• **About this exercise**: A verbatim copy of the line containing "What data populates" and all lines after it, up to and including the final line of the records, is the only acceptable output.

• **Supplied data**:
'''

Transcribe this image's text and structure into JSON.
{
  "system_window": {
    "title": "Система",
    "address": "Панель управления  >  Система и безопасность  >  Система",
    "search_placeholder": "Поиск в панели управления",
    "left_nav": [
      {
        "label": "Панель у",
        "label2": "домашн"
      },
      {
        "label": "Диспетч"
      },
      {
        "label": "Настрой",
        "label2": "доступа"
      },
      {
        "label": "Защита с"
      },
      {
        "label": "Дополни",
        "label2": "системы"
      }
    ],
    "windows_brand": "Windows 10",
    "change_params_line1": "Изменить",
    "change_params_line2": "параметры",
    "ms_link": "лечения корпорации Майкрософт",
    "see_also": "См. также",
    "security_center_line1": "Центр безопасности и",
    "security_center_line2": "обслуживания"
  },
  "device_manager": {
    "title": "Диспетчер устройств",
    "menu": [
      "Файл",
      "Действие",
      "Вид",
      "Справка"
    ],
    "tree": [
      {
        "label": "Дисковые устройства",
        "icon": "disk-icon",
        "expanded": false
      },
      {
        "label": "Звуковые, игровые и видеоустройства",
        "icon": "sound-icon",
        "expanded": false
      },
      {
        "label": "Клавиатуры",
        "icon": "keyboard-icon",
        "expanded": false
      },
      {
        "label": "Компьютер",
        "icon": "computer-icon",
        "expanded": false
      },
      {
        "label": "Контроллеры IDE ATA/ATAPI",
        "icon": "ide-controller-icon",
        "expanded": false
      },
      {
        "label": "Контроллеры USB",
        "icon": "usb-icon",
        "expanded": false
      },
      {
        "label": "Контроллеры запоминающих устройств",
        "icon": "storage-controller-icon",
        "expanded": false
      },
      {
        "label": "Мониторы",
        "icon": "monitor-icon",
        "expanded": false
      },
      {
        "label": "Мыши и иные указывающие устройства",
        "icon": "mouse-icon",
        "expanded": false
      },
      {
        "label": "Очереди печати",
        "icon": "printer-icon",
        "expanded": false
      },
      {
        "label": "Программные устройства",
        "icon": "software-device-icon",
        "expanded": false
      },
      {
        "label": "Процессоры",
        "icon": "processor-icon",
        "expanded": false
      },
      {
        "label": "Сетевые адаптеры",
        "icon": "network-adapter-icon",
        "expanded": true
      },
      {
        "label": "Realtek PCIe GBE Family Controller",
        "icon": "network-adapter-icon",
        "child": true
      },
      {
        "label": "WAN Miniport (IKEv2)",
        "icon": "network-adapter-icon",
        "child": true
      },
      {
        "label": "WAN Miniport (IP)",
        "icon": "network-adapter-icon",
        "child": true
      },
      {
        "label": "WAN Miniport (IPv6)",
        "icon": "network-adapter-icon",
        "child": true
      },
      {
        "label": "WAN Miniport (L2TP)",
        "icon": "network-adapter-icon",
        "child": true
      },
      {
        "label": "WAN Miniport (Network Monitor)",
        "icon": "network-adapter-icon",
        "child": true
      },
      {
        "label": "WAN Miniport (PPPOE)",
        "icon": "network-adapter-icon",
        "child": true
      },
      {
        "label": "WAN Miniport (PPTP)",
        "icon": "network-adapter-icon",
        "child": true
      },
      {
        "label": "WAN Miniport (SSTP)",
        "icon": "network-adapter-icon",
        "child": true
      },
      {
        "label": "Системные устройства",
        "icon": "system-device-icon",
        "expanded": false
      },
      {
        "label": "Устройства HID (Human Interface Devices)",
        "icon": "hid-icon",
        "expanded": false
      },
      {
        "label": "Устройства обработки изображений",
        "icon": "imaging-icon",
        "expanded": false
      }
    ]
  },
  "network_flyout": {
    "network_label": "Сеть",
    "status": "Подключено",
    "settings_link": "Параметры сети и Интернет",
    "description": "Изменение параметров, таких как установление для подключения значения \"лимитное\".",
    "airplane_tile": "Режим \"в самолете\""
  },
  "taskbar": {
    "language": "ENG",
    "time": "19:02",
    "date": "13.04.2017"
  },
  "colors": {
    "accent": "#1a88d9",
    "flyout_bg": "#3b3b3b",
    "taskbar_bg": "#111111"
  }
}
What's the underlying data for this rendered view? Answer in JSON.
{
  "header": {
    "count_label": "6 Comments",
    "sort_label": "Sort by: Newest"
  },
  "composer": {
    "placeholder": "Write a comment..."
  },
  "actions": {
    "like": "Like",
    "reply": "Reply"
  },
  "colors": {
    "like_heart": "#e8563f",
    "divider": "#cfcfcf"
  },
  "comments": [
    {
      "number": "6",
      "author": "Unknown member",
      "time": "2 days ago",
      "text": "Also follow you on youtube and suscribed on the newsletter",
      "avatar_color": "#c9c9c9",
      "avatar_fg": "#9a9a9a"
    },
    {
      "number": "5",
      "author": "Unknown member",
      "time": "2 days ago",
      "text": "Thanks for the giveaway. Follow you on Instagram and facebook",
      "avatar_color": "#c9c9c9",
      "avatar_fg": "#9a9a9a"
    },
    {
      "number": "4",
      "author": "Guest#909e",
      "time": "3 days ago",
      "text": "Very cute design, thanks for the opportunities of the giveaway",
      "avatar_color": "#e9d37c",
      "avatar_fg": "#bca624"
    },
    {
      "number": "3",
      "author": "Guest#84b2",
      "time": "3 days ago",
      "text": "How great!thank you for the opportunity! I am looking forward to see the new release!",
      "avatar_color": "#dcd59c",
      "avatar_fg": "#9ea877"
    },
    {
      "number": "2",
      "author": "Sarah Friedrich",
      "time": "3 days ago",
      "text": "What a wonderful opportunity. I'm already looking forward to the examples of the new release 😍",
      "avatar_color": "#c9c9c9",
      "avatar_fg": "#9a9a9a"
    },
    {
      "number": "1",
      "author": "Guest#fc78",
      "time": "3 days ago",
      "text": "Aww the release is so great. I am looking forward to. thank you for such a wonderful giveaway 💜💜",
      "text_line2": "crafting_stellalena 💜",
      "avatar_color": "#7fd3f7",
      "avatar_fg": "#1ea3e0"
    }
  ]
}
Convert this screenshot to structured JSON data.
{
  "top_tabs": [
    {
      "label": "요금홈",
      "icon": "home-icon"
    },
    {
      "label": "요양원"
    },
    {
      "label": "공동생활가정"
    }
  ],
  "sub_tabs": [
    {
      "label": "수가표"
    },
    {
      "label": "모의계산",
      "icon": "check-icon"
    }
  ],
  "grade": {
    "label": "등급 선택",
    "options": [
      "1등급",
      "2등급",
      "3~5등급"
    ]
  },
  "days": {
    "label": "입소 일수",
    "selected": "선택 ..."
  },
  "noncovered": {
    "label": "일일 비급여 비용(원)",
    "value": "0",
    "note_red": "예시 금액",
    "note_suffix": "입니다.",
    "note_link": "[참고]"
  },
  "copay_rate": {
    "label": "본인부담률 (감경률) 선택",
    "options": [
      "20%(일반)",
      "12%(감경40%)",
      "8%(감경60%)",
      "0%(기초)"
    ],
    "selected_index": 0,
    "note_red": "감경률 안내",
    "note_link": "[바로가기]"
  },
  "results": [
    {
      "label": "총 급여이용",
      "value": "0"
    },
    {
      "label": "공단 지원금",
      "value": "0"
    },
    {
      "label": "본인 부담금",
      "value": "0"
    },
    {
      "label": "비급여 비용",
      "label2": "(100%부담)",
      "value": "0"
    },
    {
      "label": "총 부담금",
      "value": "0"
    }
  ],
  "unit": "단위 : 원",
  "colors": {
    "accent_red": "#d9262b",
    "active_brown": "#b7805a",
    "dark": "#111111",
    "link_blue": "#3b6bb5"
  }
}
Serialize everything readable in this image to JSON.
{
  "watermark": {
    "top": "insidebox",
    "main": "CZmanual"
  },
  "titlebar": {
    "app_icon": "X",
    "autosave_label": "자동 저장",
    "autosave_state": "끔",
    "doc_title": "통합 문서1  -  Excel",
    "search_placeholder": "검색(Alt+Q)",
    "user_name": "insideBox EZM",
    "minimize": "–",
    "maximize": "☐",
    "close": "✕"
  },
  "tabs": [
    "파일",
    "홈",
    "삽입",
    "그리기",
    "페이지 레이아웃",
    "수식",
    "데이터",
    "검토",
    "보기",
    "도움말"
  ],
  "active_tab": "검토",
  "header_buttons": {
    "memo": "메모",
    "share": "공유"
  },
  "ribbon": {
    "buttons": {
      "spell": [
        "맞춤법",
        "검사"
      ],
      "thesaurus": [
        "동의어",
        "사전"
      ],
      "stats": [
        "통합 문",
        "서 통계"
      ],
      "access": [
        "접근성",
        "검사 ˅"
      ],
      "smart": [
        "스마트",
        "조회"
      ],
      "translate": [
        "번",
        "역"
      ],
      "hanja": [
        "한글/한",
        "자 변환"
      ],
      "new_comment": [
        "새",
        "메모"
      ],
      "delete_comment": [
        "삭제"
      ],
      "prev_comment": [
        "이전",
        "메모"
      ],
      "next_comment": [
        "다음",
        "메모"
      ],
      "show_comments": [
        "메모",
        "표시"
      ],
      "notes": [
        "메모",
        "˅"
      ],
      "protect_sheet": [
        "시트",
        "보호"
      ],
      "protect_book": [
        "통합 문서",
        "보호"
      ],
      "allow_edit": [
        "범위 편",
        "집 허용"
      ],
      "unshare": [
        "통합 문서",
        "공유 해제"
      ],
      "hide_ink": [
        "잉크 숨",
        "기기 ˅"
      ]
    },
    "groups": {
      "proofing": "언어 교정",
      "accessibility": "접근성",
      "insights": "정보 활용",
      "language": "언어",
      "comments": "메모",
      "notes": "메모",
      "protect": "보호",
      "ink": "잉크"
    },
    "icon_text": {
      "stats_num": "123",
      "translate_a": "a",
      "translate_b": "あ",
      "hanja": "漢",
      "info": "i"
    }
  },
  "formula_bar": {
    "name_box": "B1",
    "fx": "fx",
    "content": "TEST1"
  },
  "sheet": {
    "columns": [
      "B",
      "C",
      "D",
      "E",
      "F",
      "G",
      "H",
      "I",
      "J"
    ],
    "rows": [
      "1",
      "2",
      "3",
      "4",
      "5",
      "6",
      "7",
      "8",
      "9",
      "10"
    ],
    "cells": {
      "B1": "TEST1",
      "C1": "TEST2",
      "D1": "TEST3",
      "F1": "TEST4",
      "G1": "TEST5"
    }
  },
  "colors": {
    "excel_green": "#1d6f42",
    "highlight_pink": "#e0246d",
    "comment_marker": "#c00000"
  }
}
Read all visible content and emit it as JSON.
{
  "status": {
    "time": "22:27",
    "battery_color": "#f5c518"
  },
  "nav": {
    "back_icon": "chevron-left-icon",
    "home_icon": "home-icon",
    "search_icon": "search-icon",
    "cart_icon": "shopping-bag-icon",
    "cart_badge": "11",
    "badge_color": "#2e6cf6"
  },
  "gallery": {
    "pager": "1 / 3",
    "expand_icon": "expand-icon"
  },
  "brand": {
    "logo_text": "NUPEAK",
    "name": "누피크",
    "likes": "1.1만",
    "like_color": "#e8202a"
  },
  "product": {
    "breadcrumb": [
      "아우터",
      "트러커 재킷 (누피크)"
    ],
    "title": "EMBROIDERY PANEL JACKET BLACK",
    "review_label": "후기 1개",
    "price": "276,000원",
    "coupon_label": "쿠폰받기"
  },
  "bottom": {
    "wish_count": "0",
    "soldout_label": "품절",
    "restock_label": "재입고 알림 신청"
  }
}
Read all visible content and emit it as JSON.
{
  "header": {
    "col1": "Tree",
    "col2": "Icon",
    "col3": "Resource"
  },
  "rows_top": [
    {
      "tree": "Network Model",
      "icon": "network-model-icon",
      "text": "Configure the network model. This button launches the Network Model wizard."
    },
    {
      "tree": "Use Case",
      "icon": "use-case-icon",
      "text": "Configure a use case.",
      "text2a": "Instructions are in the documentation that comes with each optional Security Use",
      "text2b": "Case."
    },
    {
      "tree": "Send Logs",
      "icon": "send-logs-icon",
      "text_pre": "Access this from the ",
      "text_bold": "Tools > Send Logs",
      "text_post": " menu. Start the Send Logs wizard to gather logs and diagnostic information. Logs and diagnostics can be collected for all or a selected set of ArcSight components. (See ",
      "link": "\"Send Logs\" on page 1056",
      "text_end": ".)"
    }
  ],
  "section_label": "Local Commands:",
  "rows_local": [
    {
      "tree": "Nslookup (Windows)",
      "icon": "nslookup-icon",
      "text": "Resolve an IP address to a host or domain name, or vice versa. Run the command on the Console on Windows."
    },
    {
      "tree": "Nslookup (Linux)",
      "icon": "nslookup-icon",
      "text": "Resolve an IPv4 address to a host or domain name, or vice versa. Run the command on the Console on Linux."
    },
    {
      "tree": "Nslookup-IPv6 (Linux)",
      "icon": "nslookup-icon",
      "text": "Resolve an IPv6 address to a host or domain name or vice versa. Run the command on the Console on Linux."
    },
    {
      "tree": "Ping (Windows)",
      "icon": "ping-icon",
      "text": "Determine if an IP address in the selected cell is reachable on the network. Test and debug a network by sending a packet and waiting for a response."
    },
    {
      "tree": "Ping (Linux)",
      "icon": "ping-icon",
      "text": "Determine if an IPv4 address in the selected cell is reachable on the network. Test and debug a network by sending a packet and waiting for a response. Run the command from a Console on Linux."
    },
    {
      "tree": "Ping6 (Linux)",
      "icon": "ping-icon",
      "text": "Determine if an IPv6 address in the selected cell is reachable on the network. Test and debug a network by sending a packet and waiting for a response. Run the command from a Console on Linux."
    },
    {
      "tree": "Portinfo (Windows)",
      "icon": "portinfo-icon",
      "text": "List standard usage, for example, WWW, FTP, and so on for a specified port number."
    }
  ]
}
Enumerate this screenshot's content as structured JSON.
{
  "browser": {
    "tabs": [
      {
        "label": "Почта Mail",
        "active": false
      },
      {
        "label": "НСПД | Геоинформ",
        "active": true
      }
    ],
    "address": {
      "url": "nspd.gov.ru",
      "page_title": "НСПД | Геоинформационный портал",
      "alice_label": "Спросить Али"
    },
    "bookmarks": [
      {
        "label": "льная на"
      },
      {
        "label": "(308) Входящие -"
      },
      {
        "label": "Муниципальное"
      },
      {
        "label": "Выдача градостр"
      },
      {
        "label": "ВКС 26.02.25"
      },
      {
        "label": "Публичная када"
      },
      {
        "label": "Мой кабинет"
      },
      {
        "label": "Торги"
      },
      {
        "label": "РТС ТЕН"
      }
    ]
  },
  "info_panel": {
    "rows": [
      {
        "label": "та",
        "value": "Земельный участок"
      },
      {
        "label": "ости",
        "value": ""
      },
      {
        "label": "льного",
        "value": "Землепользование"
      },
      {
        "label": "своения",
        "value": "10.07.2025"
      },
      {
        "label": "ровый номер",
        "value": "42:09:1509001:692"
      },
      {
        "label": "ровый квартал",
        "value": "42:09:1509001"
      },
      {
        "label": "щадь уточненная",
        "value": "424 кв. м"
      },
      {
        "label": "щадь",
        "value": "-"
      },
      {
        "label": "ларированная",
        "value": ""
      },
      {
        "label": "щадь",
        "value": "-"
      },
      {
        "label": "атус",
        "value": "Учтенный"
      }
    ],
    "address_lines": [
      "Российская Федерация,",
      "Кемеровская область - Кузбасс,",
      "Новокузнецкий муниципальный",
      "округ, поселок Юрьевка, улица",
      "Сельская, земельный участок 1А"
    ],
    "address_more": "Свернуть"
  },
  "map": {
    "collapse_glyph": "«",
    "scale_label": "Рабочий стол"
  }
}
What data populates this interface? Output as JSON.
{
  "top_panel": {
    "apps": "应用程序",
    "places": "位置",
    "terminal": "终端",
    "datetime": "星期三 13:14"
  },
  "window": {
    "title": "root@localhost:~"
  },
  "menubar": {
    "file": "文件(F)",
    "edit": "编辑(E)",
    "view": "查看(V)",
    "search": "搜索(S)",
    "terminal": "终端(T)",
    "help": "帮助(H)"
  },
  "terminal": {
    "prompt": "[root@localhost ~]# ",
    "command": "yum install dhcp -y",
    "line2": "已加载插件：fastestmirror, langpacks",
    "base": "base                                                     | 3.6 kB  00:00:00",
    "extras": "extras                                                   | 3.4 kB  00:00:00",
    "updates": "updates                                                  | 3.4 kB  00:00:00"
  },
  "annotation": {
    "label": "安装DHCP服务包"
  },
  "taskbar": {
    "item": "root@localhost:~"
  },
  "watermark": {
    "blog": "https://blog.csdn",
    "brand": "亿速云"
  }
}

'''

• **Solution to the exercise**:
What data populates this interface? Output as JSON.
{
  "top_panel": {
    "apps": "应用程序",
    "places": "位置",
    "terminal": "终端",
    "datetime": "星期三 13:14"
  },
  "window": {
    "title": "root@localhost:~"
  },
  "menubar": {
    "file": "文件(F)",
    "edit": "编辑(E)",
    "view": "查看(V)",
    "search": "搜索(S)",
    "terminal": "终端(T)",
    "help": "帮助(H)"
  },
  "terminal": {
    "prompt": "[root@localhost ~]# ",
    "command": "yum install dhcp -y",
    "line2": "已加载插件：fastestmirror, langpacks",
    "base": "base                                                     | 3.6 kB  00:00:00",
    "extras": "extras                                                   | 3.4 kB  00:00:00",
    "updates": "updates                                                  | 3.4 kB  00:00:00"
  },
  "annotation": {
    "label": "安装DHCP服务包"
  },
  "taskbar": {
    "item": "root@localhost:~"
  },
  "watermark": {
    "blog": "https://blog.csdn",
    "brand": "亿速云"
  }
}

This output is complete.